§ **Your task**
Records follow. Copy every line with "钢丝绳结构".

§ **Given data**
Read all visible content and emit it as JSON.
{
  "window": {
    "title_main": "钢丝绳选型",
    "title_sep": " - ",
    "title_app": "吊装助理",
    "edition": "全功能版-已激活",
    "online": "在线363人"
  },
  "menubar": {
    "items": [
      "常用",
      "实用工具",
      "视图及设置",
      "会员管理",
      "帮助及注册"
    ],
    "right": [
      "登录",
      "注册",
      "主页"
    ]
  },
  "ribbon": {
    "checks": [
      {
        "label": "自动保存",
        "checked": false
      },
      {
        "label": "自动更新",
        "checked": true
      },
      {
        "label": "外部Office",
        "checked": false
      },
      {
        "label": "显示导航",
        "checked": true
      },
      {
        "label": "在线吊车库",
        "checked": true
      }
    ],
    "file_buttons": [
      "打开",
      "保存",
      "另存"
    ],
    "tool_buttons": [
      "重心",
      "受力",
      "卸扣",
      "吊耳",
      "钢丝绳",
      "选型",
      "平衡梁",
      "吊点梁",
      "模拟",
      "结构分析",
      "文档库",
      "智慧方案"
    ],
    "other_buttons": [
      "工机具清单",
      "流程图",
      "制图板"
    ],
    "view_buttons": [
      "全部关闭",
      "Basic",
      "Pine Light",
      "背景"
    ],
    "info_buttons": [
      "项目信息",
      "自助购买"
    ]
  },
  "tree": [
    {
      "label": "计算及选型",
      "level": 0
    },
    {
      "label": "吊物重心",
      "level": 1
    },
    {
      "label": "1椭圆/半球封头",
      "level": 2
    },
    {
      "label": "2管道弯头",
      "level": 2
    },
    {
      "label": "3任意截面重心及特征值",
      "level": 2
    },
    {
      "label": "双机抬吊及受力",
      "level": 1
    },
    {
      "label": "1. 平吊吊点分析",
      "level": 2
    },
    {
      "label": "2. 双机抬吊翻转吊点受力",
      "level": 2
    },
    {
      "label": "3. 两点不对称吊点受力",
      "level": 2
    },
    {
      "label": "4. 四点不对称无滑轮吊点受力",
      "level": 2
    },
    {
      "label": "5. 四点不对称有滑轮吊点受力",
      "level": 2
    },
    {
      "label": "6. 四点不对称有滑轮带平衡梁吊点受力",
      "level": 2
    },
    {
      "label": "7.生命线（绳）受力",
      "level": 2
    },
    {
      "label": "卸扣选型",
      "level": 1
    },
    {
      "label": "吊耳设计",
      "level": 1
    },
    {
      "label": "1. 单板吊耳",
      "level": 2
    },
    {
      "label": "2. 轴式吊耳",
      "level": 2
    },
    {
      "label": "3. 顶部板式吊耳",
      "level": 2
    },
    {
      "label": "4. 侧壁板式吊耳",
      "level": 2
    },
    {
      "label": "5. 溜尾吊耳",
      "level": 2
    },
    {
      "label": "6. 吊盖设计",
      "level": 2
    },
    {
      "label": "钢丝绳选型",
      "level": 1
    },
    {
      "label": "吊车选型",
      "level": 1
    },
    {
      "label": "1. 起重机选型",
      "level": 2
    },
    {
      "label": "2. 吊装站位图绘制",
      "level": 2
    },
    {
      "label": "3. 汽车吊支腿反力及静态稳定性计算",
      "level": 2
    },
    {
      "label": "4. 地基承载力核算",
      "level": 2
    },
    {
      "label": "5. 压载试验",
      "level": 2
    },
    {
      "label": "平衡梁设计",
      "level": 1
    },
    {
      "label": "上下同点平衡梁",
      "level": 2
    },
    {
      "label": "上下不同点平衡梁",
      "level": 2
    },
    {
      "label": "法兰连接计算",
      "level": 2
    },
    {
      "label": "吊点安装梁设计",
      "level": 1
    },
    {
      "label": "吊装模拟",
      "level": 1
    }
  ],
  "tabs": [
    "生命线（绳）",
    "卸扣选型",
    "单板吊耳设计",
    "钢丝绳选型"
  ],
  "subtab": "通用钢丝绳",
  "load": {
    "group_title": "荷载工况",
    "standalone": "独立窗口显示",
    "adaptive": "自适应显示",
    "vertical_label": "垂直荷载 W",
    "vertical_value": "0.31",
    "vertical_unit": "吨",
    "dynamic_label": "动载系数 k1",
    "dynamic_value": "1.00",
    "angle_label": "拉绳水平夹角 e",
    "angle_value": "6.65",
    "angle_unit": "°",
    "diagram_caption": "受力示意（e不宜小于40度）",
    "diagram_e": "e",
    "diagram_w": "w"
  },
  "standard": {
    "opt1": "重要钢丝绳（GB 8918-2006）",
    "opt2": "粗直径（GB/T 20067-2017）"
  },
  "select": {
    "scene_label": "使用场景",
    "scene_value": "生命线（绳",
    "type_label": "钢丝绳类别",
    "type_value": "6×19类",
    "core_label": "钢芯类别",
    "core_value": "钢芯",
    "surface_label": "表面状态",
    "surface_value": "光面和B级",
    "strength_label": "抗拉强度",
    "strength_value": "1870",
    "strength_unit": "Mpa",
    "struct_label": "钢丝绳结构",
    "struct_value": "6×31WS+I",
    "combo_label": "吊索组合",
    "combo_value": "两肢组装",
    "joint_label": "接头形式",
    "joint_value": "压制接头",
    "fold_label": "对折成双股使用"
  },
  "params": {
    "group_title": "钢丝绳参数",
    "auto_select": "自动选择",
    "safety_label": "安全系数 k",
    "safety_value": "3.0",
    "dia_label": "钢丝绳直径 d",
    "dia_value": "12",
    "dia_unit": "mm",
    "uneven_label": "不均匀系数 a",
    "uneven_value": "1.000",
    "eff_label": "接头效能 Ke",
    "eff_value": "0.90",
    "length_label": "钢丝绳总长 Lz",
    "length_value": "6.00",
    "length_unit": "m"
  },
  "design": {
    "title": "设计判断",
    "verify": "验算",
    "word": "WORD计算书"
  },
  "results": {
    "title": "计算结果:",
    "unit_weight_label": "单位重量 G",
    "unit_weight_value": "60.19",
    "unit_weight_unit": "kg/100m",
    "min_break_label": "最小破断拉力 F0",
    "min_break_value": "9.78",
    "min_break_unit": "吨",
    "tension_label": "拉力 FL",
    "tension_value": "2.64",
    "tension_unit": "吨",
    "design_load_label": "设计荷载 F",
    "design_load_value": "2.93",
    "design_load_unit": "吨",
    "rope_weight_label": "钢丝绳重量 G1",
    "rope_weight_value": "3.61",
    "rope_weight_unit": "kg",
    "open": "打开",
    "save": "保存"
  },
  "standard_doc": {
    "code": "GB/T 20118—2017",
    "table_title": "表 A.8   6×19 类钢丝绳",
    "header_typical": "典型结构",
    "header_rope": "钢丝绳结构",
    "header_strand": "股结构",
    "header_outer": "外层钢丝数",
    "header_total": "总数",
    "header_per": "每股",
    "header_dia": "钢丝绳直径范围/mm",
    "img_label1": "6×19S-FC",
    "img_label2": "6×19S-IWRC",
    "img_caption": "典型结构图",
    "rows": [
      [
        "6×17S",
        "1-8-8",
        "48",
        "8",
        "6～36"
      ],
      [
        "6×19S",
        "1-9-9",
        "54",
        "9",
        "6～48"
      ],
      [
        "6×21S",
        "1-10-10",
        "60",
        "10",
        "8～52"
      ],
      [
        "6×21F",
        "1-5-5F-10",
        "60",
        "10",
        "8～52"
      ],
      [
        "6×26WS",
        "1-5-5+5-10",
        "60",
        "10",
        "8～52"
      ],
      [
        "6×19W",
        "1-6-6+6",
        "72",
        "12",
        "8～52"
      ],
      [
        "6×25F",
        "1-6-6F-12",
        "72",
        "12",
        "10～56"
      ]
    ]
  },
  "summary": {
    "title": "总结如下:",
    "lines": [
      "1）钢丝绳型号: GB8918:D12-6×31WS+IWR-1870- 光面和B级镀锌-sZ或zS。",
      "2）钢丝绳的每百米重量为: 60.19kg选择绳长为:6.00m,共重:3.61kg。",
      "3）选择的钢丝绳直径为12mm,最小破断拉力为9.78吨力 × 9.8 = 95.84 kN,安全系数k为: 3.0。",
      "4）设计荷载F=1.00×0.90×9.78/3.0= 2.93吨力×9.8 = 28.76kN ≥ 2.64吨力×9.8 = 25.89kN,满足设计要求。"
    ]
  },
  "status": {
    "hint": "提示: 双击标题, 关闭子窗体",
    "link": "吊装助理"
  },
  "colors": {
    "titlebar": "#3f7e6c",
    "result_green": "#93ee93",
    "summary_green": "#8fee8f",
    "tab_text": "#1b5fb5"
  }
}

§ **Written answer**
    "struct_label": "钢丝绳结构",
    "header_rope": "钢丝绳结构",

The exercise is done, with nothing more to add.